▸ **TASK DESCRIPTION**:
Word for word, write out all of the entries that follow.

▸ **RECORDS FOR PROCESSING**:
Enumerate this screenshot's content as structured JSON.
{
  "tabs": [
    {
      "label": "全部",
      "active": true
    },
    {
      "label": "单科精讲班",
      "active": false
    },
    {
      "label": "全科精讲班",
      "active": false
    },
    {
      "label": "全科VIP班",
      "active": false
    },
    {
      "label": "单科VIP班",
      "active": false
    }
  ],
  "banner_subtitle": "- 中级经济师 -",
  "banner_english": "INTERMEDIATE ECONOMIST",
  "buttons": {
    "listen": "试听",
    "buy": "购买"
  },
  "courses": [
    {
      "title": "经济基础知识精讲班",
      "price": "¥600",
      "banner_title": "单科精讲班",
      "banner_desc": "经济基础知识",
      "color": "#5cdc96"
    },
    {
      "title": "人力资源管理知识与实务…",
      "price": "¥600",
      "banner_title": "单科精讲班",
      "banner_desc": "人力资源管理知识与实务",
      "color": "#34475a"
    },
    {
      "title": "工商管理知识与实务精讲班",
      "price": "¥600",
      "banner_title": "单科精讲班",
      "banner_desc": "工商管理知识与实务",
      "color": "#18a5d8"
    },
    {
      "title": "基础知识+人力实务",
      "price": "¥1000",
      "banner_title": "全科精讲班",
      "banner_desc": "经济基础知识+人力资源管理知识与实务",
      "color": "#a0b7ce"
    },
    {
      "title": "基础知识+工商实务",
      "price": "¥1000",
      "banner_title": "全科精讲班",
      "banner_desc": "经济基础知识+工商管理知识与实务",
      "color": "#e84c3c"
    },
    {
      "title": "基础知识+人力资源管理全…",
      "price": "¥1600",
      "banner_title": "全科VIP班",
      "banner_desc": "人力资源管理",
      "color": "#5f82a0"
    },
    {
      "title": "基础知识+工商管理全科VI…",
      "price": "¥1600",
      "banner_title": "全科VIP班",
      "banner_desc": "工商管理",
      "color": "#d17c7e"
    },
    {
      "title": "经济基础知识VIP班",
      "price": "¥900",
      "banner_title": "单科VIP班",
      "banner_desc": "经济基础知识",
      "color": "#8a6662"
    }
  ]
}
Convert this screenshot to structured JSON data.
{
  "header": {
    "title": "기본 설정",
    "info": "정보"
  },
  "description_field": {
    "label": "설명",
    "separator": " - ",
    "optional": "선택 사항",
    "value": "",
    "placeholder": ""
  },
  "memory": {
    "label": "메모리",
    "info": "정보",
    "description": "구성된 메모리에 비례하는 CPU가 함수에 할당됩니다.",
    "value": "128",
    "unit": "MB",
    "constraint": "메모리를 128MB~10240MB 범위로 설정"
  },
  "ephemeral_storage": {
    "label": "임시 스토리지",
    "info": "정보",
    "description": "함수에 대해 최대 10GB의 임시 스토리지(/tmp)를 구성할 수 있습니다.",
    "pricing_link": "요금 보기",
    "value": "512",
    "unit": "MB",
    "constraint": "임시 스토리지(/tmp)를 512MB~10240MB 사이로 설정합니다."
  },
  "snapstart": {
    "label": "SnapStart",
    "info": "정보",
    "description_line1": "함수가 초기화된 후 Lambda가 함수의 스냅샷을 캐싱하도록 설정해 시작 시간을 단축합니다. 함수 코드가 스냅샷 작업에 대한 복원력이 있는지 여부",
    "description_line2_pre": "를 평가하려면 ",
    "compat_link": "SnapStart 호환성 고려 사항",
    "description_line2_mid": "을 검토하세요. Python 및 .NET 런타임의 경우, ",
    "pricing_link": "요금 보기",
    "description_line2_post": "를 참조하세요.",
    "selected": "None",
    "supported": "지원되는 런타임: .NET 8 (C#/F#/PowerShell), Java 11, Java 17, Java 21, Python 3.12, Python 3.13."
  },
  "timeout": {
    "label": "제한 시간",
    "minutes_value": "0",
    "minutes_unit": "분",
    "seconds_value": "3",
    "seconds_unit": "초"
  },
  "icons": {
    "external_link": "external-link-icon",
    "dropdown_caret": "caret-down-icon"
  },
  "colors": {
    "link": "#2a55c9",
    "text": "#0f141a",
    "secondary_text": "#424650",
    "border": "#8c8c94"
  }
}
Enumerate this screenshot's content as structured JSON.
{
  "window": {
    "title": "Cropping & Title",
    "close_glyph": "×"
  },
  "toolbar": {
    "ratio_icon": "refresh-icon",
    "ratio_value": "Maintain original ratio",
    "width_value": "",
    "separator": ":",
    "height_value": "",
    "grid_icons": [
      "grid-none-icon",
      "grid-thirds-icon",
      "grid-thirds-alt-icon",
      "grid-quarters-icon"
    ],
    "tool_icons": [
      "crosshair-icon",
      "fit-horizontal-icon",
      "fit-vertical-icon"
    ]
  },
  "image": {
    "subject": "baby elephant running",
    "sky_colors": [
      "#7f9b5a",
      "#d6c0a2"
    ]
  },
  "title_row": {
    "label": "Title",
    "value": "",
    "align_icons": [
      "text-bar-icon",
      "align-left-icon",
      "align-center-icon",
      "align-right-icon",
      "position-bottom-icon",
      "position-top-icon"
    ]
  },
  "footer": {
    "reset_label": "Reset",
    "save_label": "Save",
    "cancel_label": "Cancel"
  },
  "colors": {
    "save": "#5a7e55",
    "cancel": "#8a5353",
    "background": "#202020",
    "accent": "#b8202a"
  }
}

▸ **ANSWER BOX**:
Enumerate this screenshot's content as structured JSON.
{
  "tabs": [
    {
      "label": "全部",
      "active": true
    },
    {
      "label": "单科精讲班",
      "active": false
    },
    {
      "label": "全科精讲班",
      "active": false
    },
    {
      "label": "全科VIP班",
      "active": false
    },
    {
      "label": "单科VIP班",
      "active": false
    }
  ],
  "banner_subtitle": "- 中级经济师 -",
  "banner_english": "INTERMEDIATE ECONOMIST",
  "buttons": {
    "listen": "试听",
    "buy": "购买"
  },
  "courses": [
    {
      "title": "经济基础知识精讲班",
      "price": "¥600",
      "banner_title": "单科精讲班",
      "banner_desc": "经济基础知识",
      "color": "#5cdc96"
    },
    {
      "title": "人力资源管理知识与实务…",
      "price": "¥600",
      "banner_title": "单科精讲班",
      "banner_desc": "人力资源管理知识与实务",
      "color": "#34475a"
    },
    {
      "title": "工商管理知识与实务精讲班",
      "price": "¥600",
      "banner_title": "单科精讲班",
      "banner_desc": "工商管理知识与实务",
      "color": "#18a5d8"
    },
    {
      "title": "基础知识+人力实务",
      "price": "¥1000",
      "banner_title": "全科精讲班",
      "banner_desc": "经济基础知识+人力资源管理知识与实务",
      "color": "#a0b7ce"
    },
    {
      "title": "基础知识+工商实务",
      "price": "¥1000",
      "banner_title": "全科精讲班",
      "banner_desc": "经济基础知识+工商管理知识与实务",
      "color": "#e84c3c"
    },
    {
      "title": "基础知识+人力资源管理全…",
      "price": "¥1600",
      "banner_title": "全科VIP班",
      "banner_desc": "人力资源管理",
      "color": "#5f82a0"
    },
    {
      "title": "基础知识+工商管理全科VI…",
      "price": "¥1600",
      "banner_title": "全科VIP班",
      "banner_desc": "工商管理",
      "color": "#d17c7e"
    },
    {
      "title": "经济基础知识VIP班",
      "price": "¥900",
      "banner_title": "单科VIP班",
      "banner_desc": "经济基础知识",
      "color": "#8a6662"
    }
  ]
}
Convert this screenshot to structured JSON data.
{
  "header": {
    "title": "기본 설정",
    "info": "정보"
  },
  "description_field": {
    "label": "설명",
    "separator": " - ",
    "optional": "선택 사항",
    "value": "",
    "placeholder": ""
  },
  "memory": {
    "label": "메모리",
    "info": "정보",
    "description": "구성된 메모리에 비례하는 CPU가 함수에 할당됩니다.",
    "value": "128",
    "unit": "MB",
    "constraint": "메모리를 128MB~10240MB 범위로 설정"
  },
  "ephemeral_storage": {
    "label": "임시 스토리지",
    "info": "정보",
    "description": "함수에 대해 최대 10GB의 임시 스토리지(/tmp)를 구성할 수 있습니다.",
    "pricing_link": "요금 보기",
    "value": "512",
    "unit": "MB",
    "constraint": "임시 스토리지(/tmp)를 512MB~10240MB 사이로 설정합니다."
  },
  "snapstart": {
    "label": "SnapStart",
    "info": "정보",
    "description_line1": "함수가 초기화된 후 Lambda가 함수의 스냅샷을 캐싱하도록 설정해 시작 시간을 단축합니다. 함수 코드가 스냅샷 작업에 대한 복원력이 있는지 여부",
    "description_line2_pre": "를 평가하려면 ",
    "compat_link": "SnapStart 호환성 고려 사항",
    "description_line2_mid": "을 검토하세요. Python 및 .NET 런타임의 경우, ",
    "pricing_link": "요금 보기",
    "description_line2_post": "를 참조하세요.",
    "selected": "None",
    "supported": "지원되는 런타임: .NET 8 (C#/F#/PowerShell), Java 11, Java 17, Java 21, Python 3.12, Python 3.13."
  },
  "timeout": {
    "label": "제한 시간",
    "minutes_value": "0",
    "minutes_unit": "분",
    "seconds_value": "3",
    "seconds_unit": "초"
  },
  "icons": {
    "external_link": "external-link-icon",
    "dropdown_caret": "caret-down-icon"
  },
  "colors": {
    "link": "#2a55c9",
    "text": "#0f141a",
    "secondary_text": "#424650",
    "border": "#8c8c94"
  }
}
Enumerate this screenshot's content as structured JSON.
{
  "window": {
    "title": "Cropping & Title",
    "close_glyph": "×"
  },
  "toolbar": {
    "ratio_icon": "refresh-icon",
    "ratio_value": "Maintain original ratio",
    "width_value": "",
    "separator": ":",
    "height_value": "",
    "grid_icons": [
      "grid-none-icon",
      "grid-thirds-icon",
      "grid-thirds-alt-icon",
      "grid-quarters-icon"
    ],
    "tool_icons": [
      "crosshair-icon",
      "fit-horizontal-icon",
      "fit-vertical-icon"
    ]
  },
  "image": {
    "subject": "baby elephant running",
    "sky_colors": [
      "#7f9b5a",
      "#d6c0a2"
    ]
  },
  "title_row": {
    "label": "Title",
    "value": "",
    "align_icons": [
      "text-bar-icon",
      "align-left-icon",
      "align-center-icon",
      "align-right-icon",
      "position-bottom-icon",
      "position-top-icon"
    ]
  },
  "footer": {
    "reset_label": "Reset",
    "save_label": "Save",
    "cancel_label": "Cancel"
  },
  "colors": {
    "save": "#5a7e55",
    "cancel": "#8a5353",
    "background": "#202020",
    "accent": "#b8202a"
  }
}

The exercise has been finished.